It operates in the 28, 37, and 39 GHz bands, very high frequency stuff, at least here in the U.S. And it's not due in any real commercial Commercial deployment till, at least 2020.
Then, there's DSRC, dedicated short range communication, it's a cousin of Wi-Fi, hence, it's technical name, 802.11p.
Notice the similarity to your 802.11 at home.
It operates in the 5.9GHz band, much lower, than 5G.
And that's not too far from some 5 gigahertz stuff you probably already use in WiFi gear around your house.
Unlike 5G, DSRC is just slightly here now, General Motors is offering it in the 2017 CTS already.
There's not a lot forward to talk to.
Now know the fundamental difference here, 5G is cellular.
The kind that already covers wide areas and metro areas.
DSRC being wi-fi is a shorter range technology.
Though when enough cars have it, it also has a lot of reach because they have a mesh.
Now these two are gonna be be judge on a lot of
But there are a handful I want you to think about.
First is bandwidth.
Bandwidth is when you've got a really big pipe of radio frequencies.
A wide slice of them.
That's particularly good for moving very large rich data, like video, of course.
Or also optical.
Signals coming off a camera or a high resolution sensor.
Now don't confuse bandwidth with speed.
It's easy to do, but it's a different thing.
Speed is better measured by what's called latency.
That is the amount of time it takes for a signal to be transmitted and And then received by a device on the other end.

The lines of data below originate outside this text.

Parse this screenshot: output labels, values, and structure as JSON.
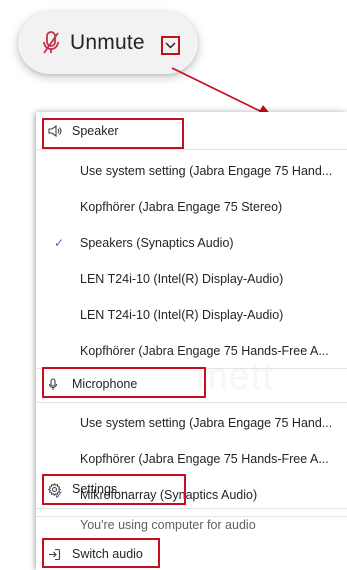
{
  "call_button": {
    "label": "Unmute",
    "icon": "microphone-off-icon",
    "dropdown_icon": "chevron-down-icon"
  },
  "menu": {
    "speaker_header": "Speaker",
    "speaker_items": [
      "Use system setting (Jabra Engage 75 Hand...",
      "Kopfhörer (Jabra Engage 75 Stereo)",
      "Speakers (Synaptics Audio)",
      "LEN T24i-10 (Intel(R) Display-Audio)",
      "LEN T24i-10 (Intel(R) Display-Audio)",
      "Kopfhörer (Jabra Engage 75 Hands-Free A..."
    ],
    "microphone_header": "Microphone",
    "microphone_items": [
      "Use system setting (Jabra Engage 75 Hand...",
      "Kopfhörer (Jabra Engage 75 Hands-Free A...",
      "Mikrofonarray (Synaptics Audio)"
    ],
    "settings_label": "Settings...",
    "info_text": "You're using computer for audio",
    "switch_audio_label": "Switch audio",
    "watermark_text": "mett"
  },
  "colors": {
    "highlight": "#c50f1f",
    "check": "#5b5fc7",
    "mic_off": "#c4314b"
  }
}
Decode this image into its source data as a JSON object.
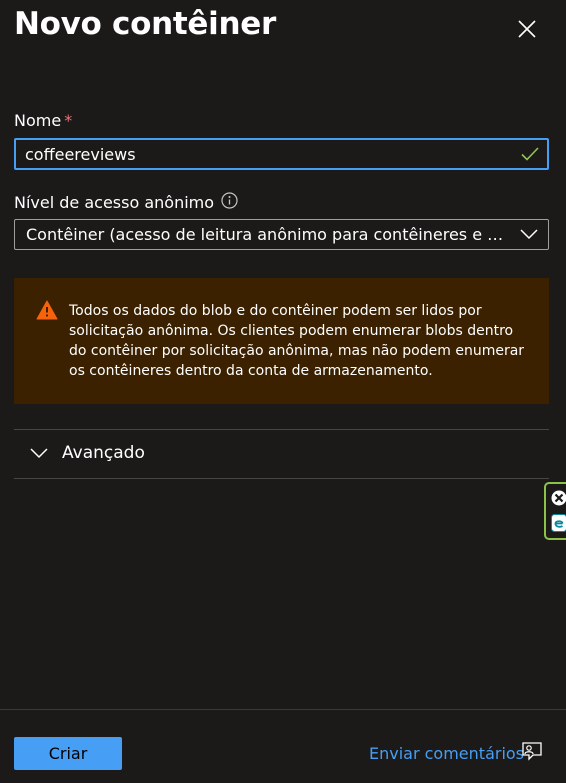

That can be very important in vehicles where a car ahead says I'm braking, and the cars behind wanna know that right away.
Then we get to this area of dedication.
5G obviously will not be dedicated just to car use.
It's gonna be used by everything wireless once it rolls out.
DSR-C Could be used only by cares.
Right now that's how it's been envisioned, but I can tell you the wireless industry, of mobiles and such, they wanna share that with cars because it's really good spectrum.
It works really well.
There's a discussion, a battle, going on right now between those industries and regulators.
And there's reliability.
You want to have absolute reliability in vehicles to ex-communication.
Now sometimes your phone has no bars, sometimes it has five bars and nothing is happening.
That's not acceptable in the reticular area.
Now solving these involves a lot of technical consideration that are beyond our skill But know that this will have to be the most reliable wireless platform ever rolled out to a consumer product.
And of course, it always comes down to cost.
Now it's hard to cost, to compare 5G to DSRC right now, this is really early days.
But the cost to put Put it in the vehicle is not just going to be price of those modules for each standards, but also how soon do you move?
If a car maker is putting in DSRC modules now like a couple we mention but then later finds that 5G won the day and they've now got dual fleets.
and have to deploy a whole new standard, they may have higher costs of both, engineering, the actual hardware, and of educating consumers and dealers what to do with it.
More realities of modern driving revealed now at CNETOnCars.com.
Click on smarter driver.